Supreme Court Chief Justice John Roberts asked an attorney Wednesday if the use of the phrase “OK, boomer” by an employer could qualify as age discrimination.
In a work discrimination case first brought forth by Noris Babb in 2014, the Florida resident alleges that the Department of Veterans Affairs denied her promotion opportunities because of her gender and age.
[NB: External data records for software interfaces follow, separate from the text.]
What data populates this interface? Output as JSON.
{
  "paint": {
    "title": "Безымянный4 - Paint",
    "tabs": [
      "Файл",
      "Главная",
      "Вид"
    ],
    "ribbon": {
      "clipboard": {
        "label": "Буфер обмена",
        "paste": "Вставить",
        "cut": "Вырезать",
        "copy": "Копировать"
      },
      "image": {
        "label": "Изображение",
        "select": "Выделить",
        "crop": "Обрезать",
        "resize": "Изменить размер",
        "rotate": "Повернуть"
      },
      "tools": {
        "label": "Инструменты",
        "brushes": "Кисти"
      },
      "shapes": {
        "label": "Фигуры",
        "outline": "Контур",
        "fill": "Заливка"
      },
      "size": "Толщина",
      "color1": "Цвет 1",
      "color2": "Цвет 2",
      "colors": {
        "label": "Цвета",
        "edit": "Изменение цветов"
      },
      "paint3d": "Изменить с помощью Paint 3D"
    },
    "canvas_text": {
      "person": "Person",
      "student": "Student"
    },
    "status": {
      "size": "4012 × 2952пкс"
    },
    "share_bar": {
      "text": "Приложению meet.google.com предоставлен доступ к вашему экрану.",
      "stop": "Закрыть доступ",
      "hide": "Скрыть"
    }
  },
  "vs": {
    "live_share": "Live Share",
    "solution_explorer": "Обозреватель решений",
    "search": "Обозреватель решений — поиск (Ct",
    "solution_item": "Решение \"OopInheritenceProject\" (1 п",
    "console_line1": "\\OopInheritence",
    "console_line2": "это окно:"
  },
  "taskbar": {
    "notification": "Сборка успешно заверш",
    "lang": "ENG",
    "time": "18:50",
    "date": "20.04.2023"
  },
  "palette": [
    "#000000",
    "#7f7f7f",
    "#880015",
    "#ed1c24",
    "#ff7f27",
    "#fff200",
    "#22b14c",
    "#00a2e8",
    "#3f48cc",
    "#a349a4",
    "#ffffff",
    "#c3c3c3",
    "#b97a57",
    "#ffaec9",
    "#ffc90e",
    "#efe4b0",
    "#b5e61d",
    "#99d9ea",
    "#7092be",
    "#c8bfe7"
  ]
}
Babb’s attorneys were tasked with making the case to the Supreme Court that her age was a “motivating factor” in the alleged discrimination.
It’s unclear from the court transcript if Babb had actually been referred to as a Baby Boomer during her time at the VA; Roberts used it to describe an example of a potentially “actionable” offense.
“Let’s say,” Roberts hypothesized, in the course of a “weeks-long process,” a hiring manager said “OK, boomer” just once to an applicant.
Babb’s attorney, Roman Martinez, said the phrase shows disdain for older candidates, therefore proving potential discrimination based on age.
Roberts responded that such a definition could limit free expression.
“Your position is going to become a really just a regulation of speech in the workplace,” Roberts told Martinez.
The ruling will determine how federal workers can claim age bias under the Age Discrimination in Employment Act of 1967.